While pharmaceutical companies in Sweden and the United Kingdom claim to police their own marketing practices, when it comes to promoting products, a long list of violations tells a different story, according to a recent study by three researchers from the University of Lund, Sweden.
The researchers, Anna V. Zetterqvist, Juan Merlo and Shai Mulinari, analyzed data from 2004-2012 pertaining to complaints about marketing violations, who made them as well as the conclusions from any investigations. Sweden and the UK often are cited for their effective self-regulation programs, according to the report.
But the data told a different story. “The prevalence and severity of breaches testifies to a discrepancy between the ethical standard codified in industry Codes of Conduct and the actual conduct of the industry,” the authors noted.
Altogether, overseeing bodies ruled that 536 Swedish and 597 UK cases violated conduct codes, the equivalent of an average of more than one incident every week for each country.
No medical evidence
A majority of the cases had to do with misleading promotions; that is, there was no medical evidence for some of the claims about drugs. Other violations involved marketing prescription drugs, which the European Union bans.
“Nearly 20 percent of the violations were ‘especially serious,’ involving transgressions such as pre-license or off- label promotion, or the marketing of prescription drugs directly to patients, both illegal practices in the European Union,” noted Mulinari, one of the study’s authors. “However, it is important to point out that these are the cases that have been identified, and we just don’t know how much more unethical marketing is out there but is never reported.”
Much of the activity around identifying deceptive marketing practices pertaining to drugs and issuing significant penalties have taken place in the U.S., Mulinari added.
A balancing act
Attorney Amund Brede Svendsen, a partner in the Norwegian law firm Grette, which largely serves pharmaceutical companies and also handles intellectual property and life sciences’ issues, said it is his impression that pharmaceutical companies take marketing regulations very seriously and are eager to be compliant. “Companies strive to adhere to every regulation, but at same time want to market their products effectively and strongly, and often it is a balancing act.”
Among the issues with which companies wrestle are whether they are exaggerating the medical value of a drug, claiming their drug is better than a competitor’s, asserting a medication has a wider area of use than is set out in its marketing application or are suggesting that patients will suffer if they don’t use their drug, Svendsen said. “Issues about the interaction between the companies and health care personnel, even veterinarians and dentists; those appear to be the more contentions ones. Clients ask, ‘Can we do this? Can we claim to do this?’ There are areas where the case law and practice are not fully developed. “
Companies often get frustrated because it can be hard to predict the outcome when practices are challenged, according to Svendsen. “There is always the possibility that an individual case will have a different decision.”

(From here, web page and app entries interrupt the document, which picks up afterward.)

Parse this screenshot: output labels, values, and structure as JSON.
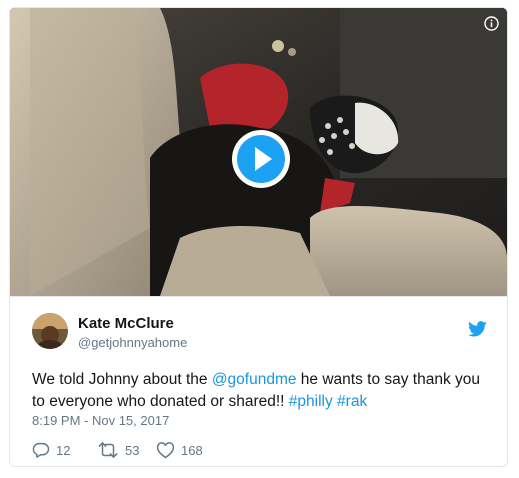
{
  "video": {
    "info_icon": "info-icon",
    "play_icon": "play-icon"
  },
  "author": {
    "name": "Kate McClure",
    "handle": "@getjohnnyahome",
    "avatar_icon": "avatar-photo"
  },
  "brand_icon": "twitter-bird-icon",
  "tweet": {
    "part1": "We told Johnny about the ",
    "mention": "@gofundme",
    "part2": " he wants to say thank you to everyone who donated or shared!! ",
    "hashtag1": "#philly",
    "space": " ",
    "hashtag2": "#rak"
  },
  "timestamp": "8:19 PM - Nov 15, 2017",
  "actions": {
    "replies": "12",
    "retweets": "53",
    "likes": "168"
  },
  "colors": {
    "link": "#1b95e0",
    "text": "#14171a",
    "muted": "#657786",
    "play_button": "#1da1f2"
  }
}
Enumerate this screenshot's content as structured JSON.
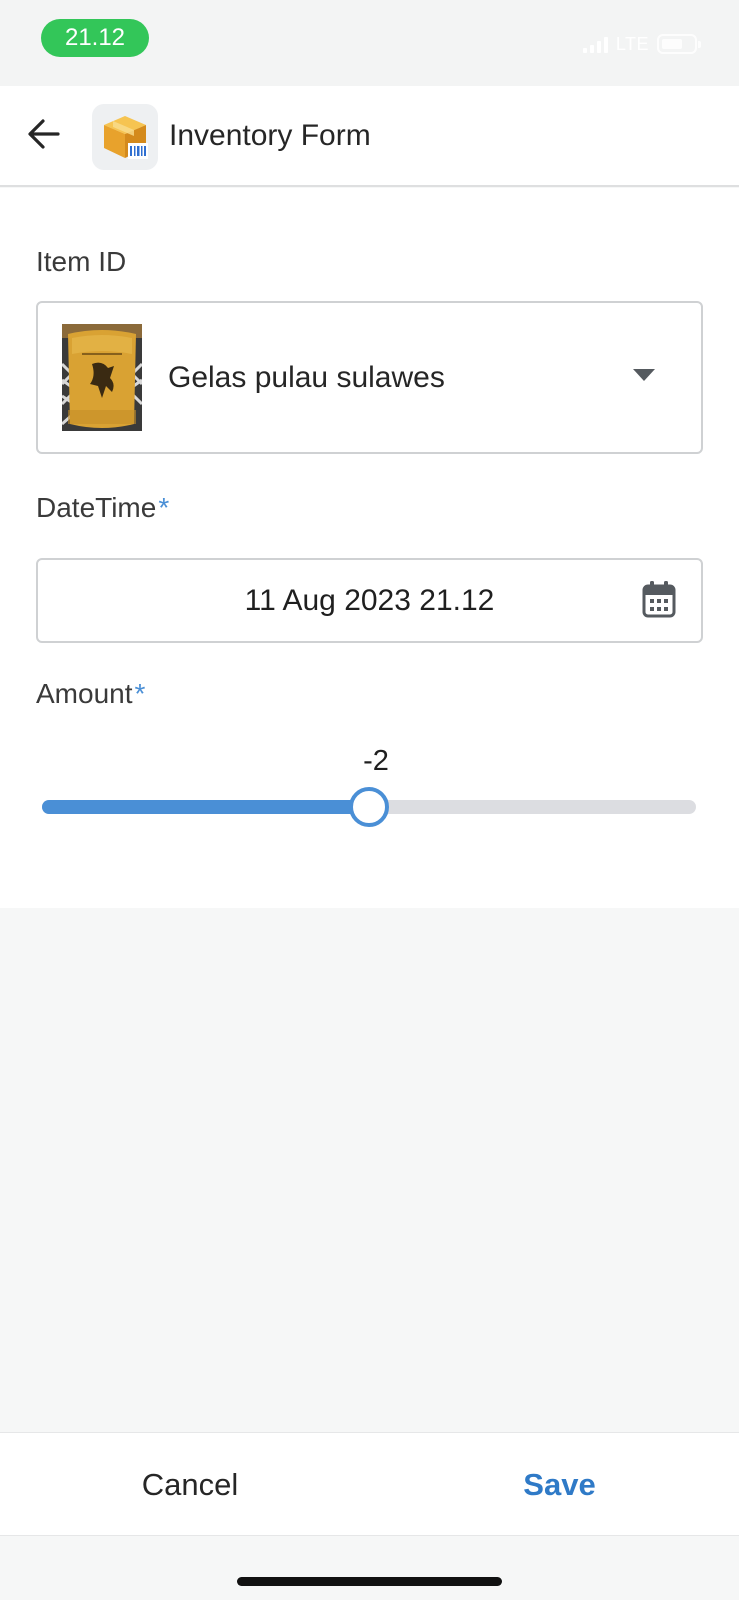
{
  "status_bar": {
    "time": "21.12",
    "network": "LTE"
  },
  "header": {
    "title": "Inventory Form",
    "back_icon": "arrow-left-icon",
    "app_icon": "package-barcode-icon"
  },
  "form": {
    "item_id": {
      "label": "Item ID",
      "value": "Gelas pulau sulawes",
      "thumbnail": "item-photo"
    },
    "datetime": {
      "label": "DateTime",
      "required_mark": "*",
      "value": "11 Aug 2023 21.12",
      "icon": "calendar-icon"
    },
    "amount": {
      "label": "Amount",
      "required_mark": "*",
      "value": "-2",
      "slider_fraction": 0.5
    }
  },
  "footer": {
    "cancel_label": "Cancel",
    "save_label": "Save"
  },
  "colors": {
    "accent": "#4a8fd6",
    "save": "#2f7ac7",
    "time_pill": "#33c659"
  }
}
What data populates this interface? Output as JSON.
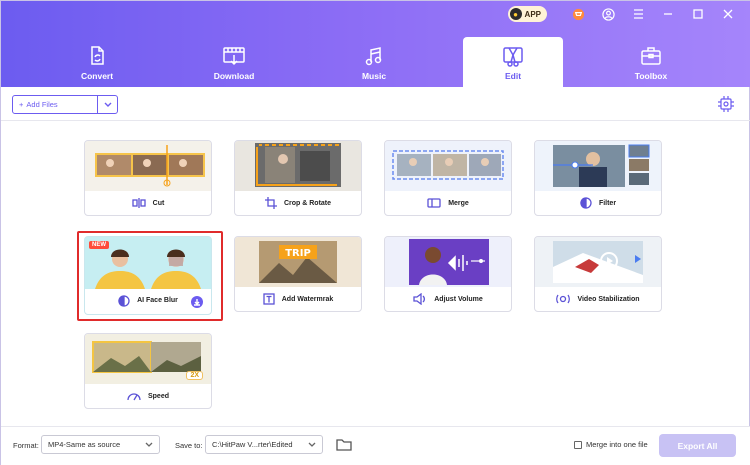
{
  "titlebar": {
    "app_badge": "APP",
    "icons": [
      "cart-icon",
      "account-icon",
      "menu-icon",
      "minimize-icon",
      "maximize-icon",
      "close-icon"
    ]
  },
  "tabs": [
    {
      "label": "Convert",
      "icon": "convert-icon",
      "active": false
    },
    {
      "label": "Download",
      "icon": "download-film-icon",
      "active": false
    },
    {
      "label": "Music",
      "icon": "music-note-icon",
      "active": false
    },
    {
      "label": "Edit",
      "icon": "edit-scissors-icon",
      "active": true
    },
    {
      "label": "Toolbox",
      "icon": "toolbox-icon",
      "active": false
    }
  ],
  "toolbar": {
    "add_files_label": "Add Files",
    "settings_icon": "hardware-acceleration-icon"
  },
  "cards": [
    {
      "label": "Cut",
      "icon": "cut-icon"
    },
    {
      "label": "Crop & Rotate",
      "icon": "crop-icon"
    },
    {
      "label": "Merge",
      "icon": "merge-icon"
    },
    {
      "label": "Filter",
      "icon": "filter-icon"
    },
    {
      "label": "AI Face Blur",
      "icon": "face-blur-icon",
      "tag": "NEW",
      "selected": true
    },
    {
      "label": "Add Watermrak",
      "icon": "watermark-icon",
      "thumb_text": "TRIP"
    },
    {
      "label": "Adjust Volume",
      "icon": "volume-icon"
    },
    {
      "label": "Video Stabilization",
      "icon": "stabilization-icon"
    },
    {
      "label": "Speed",
      "icon": "speed-icon",
      "tag": "2X"
    }
  ],
  "footer": {
    "format_label": "Format:",
    "format_value": "MP4-Same as source",
    "save_to_label": "Save to:",
    "save_to_value": "C:\\HitPaw V...rter\\Edited",
    "merge_label": "Merge into one file",
    "merge_checked": false,
    "export_label": "Export All"
  },
  "colors": {
    "accent": "#6c5cf0",
    "highlight": "#e02b2b",
    "export_disabled": "#c8c2f4"
  }
}
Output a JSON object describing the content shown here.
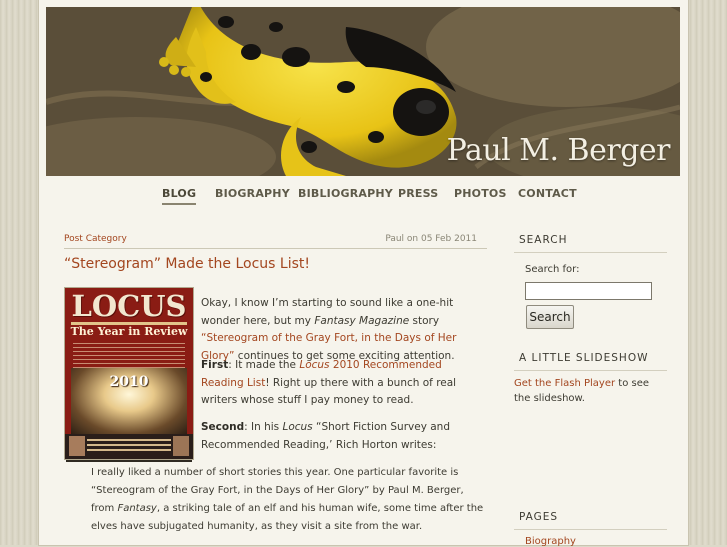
{
  "site": {
    "title": "Paul M. Berger"
  },
  "nav": {
    "items": [
      "BLOG",
      "BIOGRAPHY",
      "BIBLIOGRAPHY",
      "PRESS",
      "PHOTOS",
      "CONTACT"
    ],
    "active": "BLOG"
  },
  "post": {
    "category": "Post Category",
    "date": "Paul on 05 Feb 2011",
    "title": "“Stereogram” Made the Locus List!",
    "p1_a": "Okay, I know I’m starting to sound like a one-hit wonder here, but my ",
    "p1_em": "Fantasy Magazine",
    "p1_b": " story ",
    "p1_link": "“Stereogram of the Gray Fort, in the Days of Her Glory”",
    "p1_c": " continues to get some exciting attention.",
    "p2_label": "First",
    "p2_a": ": It made the ",
    "p2_link_em": "Locus",
    "p2_link": " 2010 Recommended Reading List",
    "p2_b": "!  Right up there with a bunch of real writers whose stuff I pay money to read.",
    "p3_label": "Second",
    "p3_a": ": In his ",
    "p3_em": "Locus",
    "p3_b": " “Short Fiction Survey and Recommended Reading,’ Rich Horton writes:",
    "quote_a": "I really liked a number of short stories this year.  One particular favorite is “Stereogram of the Gray Fort, in the Days of Her Glory” by Paul M. Berger, from ",
    "quote_em": "Fantasy",
    "quote_b": ", a striking tale of an elf and his human wife, some time after the elves have subjugated humanity, as they visit a site from the war."
  },
  "cover": {
    "logo": "LOCUS",
    "headline": "The Year in Review",
    "year": "2010"
  },
  "sidebar": {
    "search_title": "SEARCH",
    "search_label": "Search for:",
    "search_value": "",
    "search_button": "Search",
    "slideshow_title": "A LITTLE SLIDESHOW",
    "slideshow_link": "Get the Flash Player",
    "slideshow_text": " to see the slideshow.",
    "pages_title": "PAGES",
    "pages_items": [
      "Biography"
    ]
  },
  "colors": {
    "accent": "#a3461f",
    "background": "#f6f4ec",
    "text": "#3d3b32"
  },
  "icons": {
    "header_image": "poison-dart-frog-photo"
  }
}
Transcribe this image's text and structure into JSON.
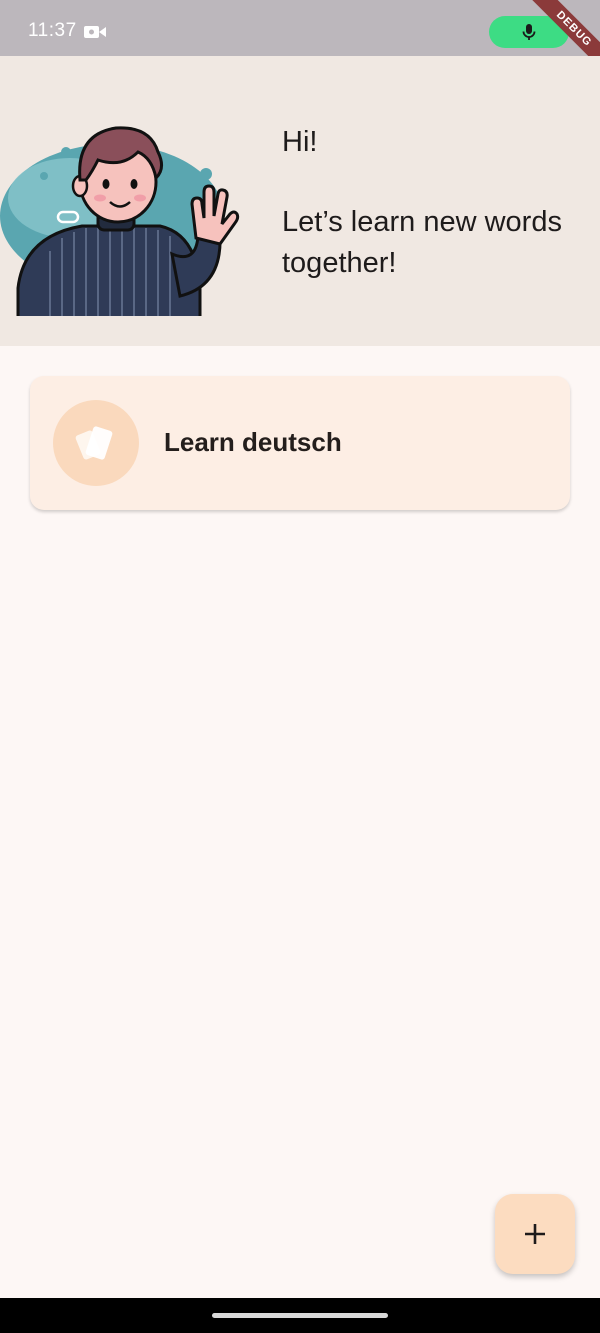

Per Thomas Thomassen, a special advisor at Grette, noted that this lack of predictability, combined with the regulatory authority’s ability to impose a total, albeit time-limited, advertising ban on a particular medicinal product, if it finds the pharmaceutical company has violated the regulations on advertising, is taxing. This could encourage the pharmaceutical industry, or some companies, to challenge the authority’s use of sanctions. The regulations on advertising of medicinal products are fully harmonized within the European Economic Area, which includes the EU, Iceland, Norway and Liechtenstein, and there should not be any latitude for national regulatory authorities to make decisions that overstep the European regulations, Thomassen added.
More efficient regulatory responses
More independent oversight, swifter responses to violations and financial penalties that make companies wince are needed to reduce violations, as well as more efficient regulatory responses in parallel with prosecution in severe cases, as takes place in the U.S., Mulinari continued. “Currently, in Sweden, like in many other countries, the fines for transgressions are very low relative to the financial power of pharmaceutical companies,” Mulinari said. “In Sweden, fines are designed to cover the expenses of the self-regulatory system.” Drug company activities require meticulous oversight, including pre-screening promotional material and actively monitoring promotional information, he said, and regulators need to view marketing transgressions as a public health threat rather than a nuisance.
“But even if regulatory bodies had the capacity and the willingness to provide oversight, they face the major challenge of how to acquire knowledge about dubious marketing tactics,” Mulinari added. “This information remains unavailable to those outside the companies, including regulators.”
While it is difficult to say if deceptive marketing practices are on the rise, concerns about them are, according to Mulinari. “There is a growing body of international scientific literature on the deceptive marketing practices used by some pharmaceutical companies, and the potentially highly negative impact that this has on patient health,” he said.
Photo of: Amund Brede, Shai Mulinari and Per Thomas Thomassen, Grette.
Photographer Grette: Per Kristian Lie Lowe